The justices heard the arguments last fall in a case first brought by some red states challenging the ACA’s constitutionality — and a decision is pending. But with the change of position, the high court could delay a ruling and order reargument in the case.
The Justice Department filed a letter Wednesday “to notify the Court that the United States no longer adheres to the conclusions in the previously filed brief.” The health care case was argued a week after the election in November.
The Trump administration called on the justices to strike down the entire Obama-era health law under which some 23 million people get health insurance and millions more with preexisting health conditions are protected from discrimination.
The fight is over whether a 2017 change in a provision of the law known as the individual mandate rendered it unconstitutional.
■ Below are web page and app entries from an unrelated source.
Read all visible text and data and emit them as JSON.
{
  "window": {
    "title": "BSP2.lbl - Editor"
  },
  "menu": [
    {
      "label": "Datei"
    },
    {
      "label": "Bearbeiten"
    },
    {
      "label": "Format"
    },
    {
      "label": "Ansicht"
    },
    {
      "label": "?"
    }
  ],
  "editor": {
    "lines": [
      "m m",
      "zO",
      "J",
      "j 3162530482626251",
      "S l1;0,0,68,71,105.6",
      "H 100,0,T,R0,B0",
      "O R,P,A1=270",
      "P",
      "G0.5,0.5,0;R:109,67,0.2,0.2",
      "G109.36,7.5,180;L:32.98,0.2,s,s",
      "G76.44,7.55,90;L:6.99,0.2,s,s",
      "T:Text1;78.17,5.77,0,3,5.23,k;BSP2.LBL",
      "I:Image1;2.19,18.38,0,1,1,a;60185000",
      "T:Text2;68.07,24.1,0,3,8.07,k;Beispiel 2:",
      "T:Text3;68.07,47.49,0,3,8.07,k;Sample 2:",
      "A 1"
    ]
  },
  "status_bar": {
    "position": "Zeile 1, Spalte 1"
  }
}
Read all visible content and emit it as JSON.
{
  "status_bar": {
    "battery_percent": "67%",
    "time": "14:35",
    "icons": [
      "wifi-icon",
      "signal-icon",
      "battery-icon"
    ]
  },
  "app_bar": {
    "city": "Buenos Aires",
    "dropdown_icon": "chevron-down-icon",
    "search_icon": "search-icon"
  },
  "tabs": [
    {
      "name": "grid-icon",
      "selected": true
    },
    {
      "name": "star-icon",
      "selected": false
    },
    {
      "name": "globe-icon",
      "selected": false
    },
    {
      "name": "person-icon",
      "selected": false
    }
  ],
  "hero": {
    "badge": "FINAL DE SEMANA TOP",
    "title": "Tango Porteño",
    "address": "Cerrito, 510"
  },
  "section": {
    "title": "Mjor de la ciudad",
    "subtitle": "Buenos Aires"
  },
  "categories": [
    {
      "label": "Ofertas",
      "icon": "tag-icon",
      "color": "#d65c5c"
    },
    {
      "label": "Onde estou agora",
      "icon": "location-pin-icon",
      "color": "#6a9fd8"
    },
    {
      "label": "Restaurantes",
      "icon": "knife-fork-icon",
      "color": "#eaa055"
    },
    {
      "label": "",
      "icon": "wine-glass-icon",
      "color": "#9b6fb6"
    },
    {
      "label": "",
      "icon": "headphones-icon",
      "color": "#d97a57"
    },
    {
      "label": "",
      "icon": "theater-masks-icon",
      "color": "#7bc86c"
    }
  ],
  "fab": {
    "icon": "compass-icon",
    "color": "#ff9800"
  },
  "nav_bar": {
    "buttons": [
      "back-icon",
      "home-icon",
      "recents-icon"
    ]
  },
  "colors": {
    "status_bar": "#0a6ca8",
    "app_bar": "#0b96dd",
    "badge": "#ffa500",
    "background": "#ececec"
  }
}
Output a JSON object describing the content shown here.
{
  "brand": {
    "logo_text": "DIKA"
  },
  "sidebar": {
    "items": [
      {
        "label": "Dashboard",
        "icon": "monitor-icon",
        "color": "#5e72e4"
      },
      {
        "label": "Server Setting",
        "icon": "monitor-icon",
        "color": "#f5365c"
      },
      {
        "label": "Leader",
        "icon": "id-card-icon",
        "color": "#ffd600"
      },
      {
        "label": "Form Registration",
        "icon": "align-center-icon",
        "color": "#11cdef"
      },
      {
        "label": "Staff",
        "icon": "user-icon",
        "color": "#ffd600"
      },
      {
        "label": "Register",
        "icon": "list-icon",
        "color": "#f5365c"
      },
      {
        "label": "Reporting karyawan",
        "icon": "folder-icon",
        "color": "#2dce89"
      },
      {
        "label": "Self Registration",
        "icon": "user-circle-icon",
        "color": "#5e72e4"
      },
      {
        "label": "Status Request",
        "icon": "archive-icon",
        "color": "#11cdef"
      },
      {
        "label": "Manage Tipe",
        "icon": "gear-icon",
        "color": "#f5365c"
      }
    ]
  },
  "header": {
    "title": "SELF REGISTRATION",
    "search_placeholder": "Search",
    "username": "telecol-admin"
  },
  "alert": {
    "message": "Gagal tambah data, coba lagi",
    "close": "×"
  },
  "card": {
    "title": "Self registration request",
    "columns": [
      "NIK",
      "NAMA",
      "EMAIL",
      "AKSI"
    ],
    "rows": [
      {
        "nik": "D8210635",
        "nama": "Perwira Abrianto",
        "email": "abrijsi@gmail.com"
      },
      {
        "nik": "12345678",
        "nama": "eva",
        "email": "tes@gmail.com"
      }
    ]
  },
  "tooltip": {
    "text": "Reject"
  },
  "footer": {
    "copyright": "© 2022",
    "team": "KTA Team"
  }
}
Congress eliminated the penalty for not having health insurance.
The Trump administration backed the view of Texas and other Republican-led states that if such an important part of the law is invalid, the entire law should fall with it.
In Wednesday’s letter, the Justice Department said the now-toothless mandate remains constitutional, but that even if the court decides otherwise, the rest of the law should be left alone.
That outcome, rather than taking down the whole law, seemed a likely one based on the justices’ questions and comments in November.
President Joe Biden has called for strengthening the law, and he already has reopened sign-ups for people who might have lost their jobs and the health insurance that goes with them because of the coronavirus pandemic. He was vice president when the law was enacted in 2010.
This is the third major pending case at the Supreme Court in which Biden has differed with his predecessor. The other two are cases over President Donald Trump’s push to build portions of the U.S.-Mexico border wall and a Trump policy forcing people seeking asylum to wait in Mexico for their hearings.
The Biden Justice Department last month asked the justices to postpone arguments in two immigration cases. Oral arguments had been scheduled in the coming days, but the high court agreed to put off consideration of private challenges to Trump executive orders on using military funds to build the border wall and to enforce its “stay in Mexico” policy for asylum seekers.
The Associated Press contributed to this report.